Tuesday, June 23, 2009

reality television: leaving home

The Last Amazon made us all watch Jon & Kate plus 8 last night. I understand why the show had Last Amazon appeal having caught 5-10 minutes of a few episodes before the big sleep would over took me. What child raised, more or less, with only one parent home wouldn’t find it appealing?

Last night was the ‘big episode’ wherein Jon & Kate announce their separation after 8 kids. Well, well. People separate, divorce and I get that, but for the life of me, I just cannot understand how these two can sit in front of a camera and suggest they have to do what is best for themselves, and then, best for their children. How divorce in this case ever translates as best for the children it beyond my ability to understand. But as Isaiah Sender suggested – why would I understand it given that I would never turn my family into a commodity either.


james said...

those kids are going to be messed up wards of the state in one way or another at some point. i just know it.

Chris Taylor said...

The first two seasons were all that should have been made. The adults were still (relatively) sane ordinary Joes and doing relatively ordinary things (laying new broadloom, asssembling new IKEA furniture for the kids rooms, trip to the zoo, etc). They seemed like ordinary people stuck in an extraordinary situation.

In later seasons they started doing the more outlandish celebrity-oriented stuff (segment on Oprah, magazine cover shoots, etc) and it stopped being interesting. When your biggest worry is your kids behaving on the set of Oprah, your perspective and the rest of the world's no longer match up.

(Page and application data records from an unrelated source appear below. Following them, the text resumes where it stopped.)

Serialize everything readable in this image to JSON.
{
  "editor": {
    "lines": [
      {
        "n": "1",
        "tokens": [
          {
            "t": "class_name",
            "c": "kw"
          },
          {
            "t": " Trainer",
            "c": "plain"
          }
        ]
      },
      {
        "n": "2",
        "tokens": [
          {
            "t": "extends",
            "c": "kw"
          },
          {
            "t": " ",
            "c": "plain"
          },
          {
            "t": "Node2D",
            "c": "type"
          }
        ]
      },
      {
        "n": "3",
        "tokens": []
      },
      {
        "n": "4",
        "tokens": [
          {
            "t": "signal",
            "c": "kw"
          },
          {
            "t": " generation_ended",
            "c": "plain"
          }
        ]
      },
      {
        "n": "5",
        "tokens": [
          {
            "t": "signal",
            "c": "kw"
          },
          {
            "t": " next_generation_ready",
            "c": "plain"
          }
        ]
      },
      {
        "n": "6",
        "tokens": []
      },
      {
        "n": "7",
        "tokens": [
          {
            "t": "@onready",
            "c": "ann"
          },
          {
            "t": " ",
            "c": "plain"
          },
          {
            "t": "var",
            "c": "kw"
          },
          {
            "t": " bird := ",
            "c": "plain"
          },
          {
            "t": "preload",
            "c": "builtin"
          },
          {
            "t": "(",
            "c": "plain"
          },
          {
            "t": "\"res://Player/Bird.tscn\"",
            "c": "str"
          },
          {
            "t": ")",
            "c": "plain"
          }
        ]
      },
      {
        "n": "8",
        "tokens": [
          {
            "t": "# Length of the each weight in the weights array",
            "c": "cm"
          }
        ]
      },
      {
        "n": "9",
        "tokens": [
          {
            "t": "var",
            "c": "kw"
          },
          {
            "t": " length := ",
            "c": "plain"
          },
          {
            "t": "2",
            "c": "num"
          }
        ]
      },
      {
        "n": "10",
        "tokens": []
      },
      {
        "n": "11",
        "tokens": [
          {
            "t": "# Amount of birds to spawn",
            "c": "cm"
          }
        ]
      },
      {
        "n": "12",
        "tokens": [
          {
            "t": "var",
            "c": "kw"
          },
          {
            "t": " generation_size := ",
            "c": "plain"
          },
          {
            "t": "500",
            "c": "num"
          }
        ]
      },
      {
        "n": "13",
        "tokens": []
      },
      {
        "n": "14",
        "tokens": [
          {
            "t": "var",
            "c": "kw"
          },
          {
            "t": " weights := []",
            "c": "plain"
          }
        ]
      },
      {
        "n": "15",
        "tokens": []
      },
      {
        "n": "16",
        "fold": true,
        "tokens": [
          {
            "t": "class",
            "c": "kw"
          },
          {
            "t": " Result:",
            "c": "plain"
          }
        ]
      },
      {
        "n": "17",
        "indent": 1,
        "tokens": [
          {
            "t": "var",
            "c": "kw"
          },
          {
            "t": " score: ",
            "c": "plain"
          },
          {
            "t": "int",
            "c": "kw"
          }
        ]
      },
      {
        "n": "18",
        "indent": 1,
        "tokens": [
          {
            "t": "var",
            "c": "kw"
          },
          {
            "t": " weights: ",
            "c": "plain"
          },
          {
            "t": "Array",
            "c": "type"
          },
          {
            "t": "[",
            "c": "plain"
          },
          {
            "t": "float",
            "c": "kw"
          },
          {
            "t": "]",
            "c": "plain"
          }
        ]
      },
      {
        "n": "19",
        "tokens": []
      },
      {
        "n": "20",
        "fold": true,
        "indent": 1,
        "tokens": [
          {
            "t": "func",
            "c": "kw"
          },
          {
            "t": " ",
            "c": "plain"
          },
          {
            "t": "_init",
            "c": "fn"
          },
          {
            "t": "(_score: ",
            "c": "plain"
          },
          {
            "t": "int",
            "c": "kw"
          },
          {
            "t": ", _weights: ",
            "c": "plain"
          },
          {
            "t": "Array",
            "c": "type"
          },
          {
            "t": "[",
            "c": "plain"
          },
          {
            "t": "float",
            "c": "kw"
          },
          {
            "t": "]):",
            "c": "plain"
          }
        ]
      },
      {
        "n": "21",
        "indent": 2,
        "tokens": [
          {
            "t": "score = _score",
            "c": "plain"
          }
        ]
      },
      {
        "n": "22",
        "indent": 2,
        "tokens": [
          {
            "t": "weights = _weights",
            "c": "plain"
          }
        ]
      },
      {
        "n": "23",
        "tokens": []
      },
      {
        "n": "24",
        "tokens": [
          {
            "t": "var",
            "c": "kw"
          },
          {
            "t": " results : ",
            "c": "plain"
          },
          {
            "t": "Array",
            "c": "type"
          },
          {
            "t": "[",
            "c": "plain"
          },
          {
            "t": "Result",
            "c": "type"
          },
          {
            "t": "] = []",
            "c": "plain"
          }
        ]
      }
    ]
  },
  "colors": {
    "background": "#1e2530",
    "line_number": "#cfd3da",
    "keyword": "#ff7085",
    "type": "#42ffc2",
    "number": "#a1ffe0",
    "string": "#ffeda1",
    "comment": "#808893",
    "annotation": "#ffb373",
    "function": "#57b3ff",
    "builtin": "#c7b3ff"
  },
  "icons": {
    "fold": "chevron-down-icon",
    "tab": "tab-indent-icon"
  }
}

That said it was pretty obvious even then that Jon and Kate were both in mortal danger of falling headlong into Douchebagville. Kate being an obnoxious Type-A steamroller with a short fuse, and Jon being a peulant passive-aggressive lump who doesn't put forth more than the bare minimum effort required for the job. Maybe it was just the magic of editing, but they didn't seem like they had a good handle on communicating even at the best of times. And when they were really under stress, forget it.

They should have pulled the plug after the second season or, at the very latest, mid-way through the third. I'm sure by that time they had enough money socked away for everyone's college fund, and could have bailed out without it all coming apart in the media spotlight.

Kateland, aka TZH said...

James, for the children's sake, I hope your wrong.

Chris, I think your on to something but I have to say I don't think I'd have done it in the same situation.

When Isaiah Sender was younger we had constant offers from talent scouts and modeling agencies.

It just never sat right with the two of us to exploit his looks for financial gain even for the family so we never followed up with any of the offers.

Robert Relation said...

Anyway, the life of these kids was not going to be easy, with their parents going into a reality show... Now, is just sad that they have to go through all this divorce on tv

Chris Taylor said...

I don't know that you can put that comparison in the same league, Kateland.

A big part of the Jon and Kate concept is that raising eight kids is difficult and unusual in these times. Whether or not the kids enjoy the camera and celebrity is a kind of secondary or tertiary concern. I agree that it's exploitative in nature.

The scouts of yesteryear, though, would not have been after planting cameras in the house or watching Isaiah being potty trained. Your case is different. How would Isaiah have felt about modelling or acting? Would he have enjoyed it, or not? I don't know that that sort of calculus factors into the Jon & Kate charade right now. It probably did at the beginning of their relationship with TLC, but their public pronouncements make it clear that it doesn't any longer.

My dad was in radio and stage work as a kid and I would never characterise it as exploitative. He was a natural performer, the kind of guy who enjoyed being in the spotlight and being at the centre of attention. He was a showboat at home long before my grandparents thought of having him try anything professionally. Eventually they got him invovled and by all accounts he enjoyed it. But they also didn't push him to stay in when he wanted to get out. For them to have withheld that opportunity would have been a big mistake, at odds with my dad's entire personality.

If a kid seems to have an aptitude for a skill or a role, then I don't think it would be a bad idea to give them some exposure to it. Just because it's showbiz (and many people do lose their heads in greed and fame) doesn't make it anathema. You have to factor in the personality of the child and their potential interests.

I don't know that anything would be particularly righteous about denying a kid that opportunity because of a parent's reluctance to exploit their kid's natural talent. You as an adult don't have to earn an income from it, but they should have a shot at doing fun junk they might later want to pursue as a career.

Kateland, aka TZH said...

Chris – I suppose I should have made plain the modelling/talent agencies where not interested in Isaiah's 'talent' but his strictly his 'look', and if he had been out of the baby/toddler/pre-school years and was actually capable of making a decision and wanted to model or perform I wouldn't stop him per say.

Can't say I'd be thrilled by his choice, but there was just no way I was going to put a baby/toddler/pre-schooler thru cattle calls or long days of photo shoots, commericals etc – not to mention that kind of attention over a child's look in such early formative years can potentially have a rather negative impact on his attitude towards the physical.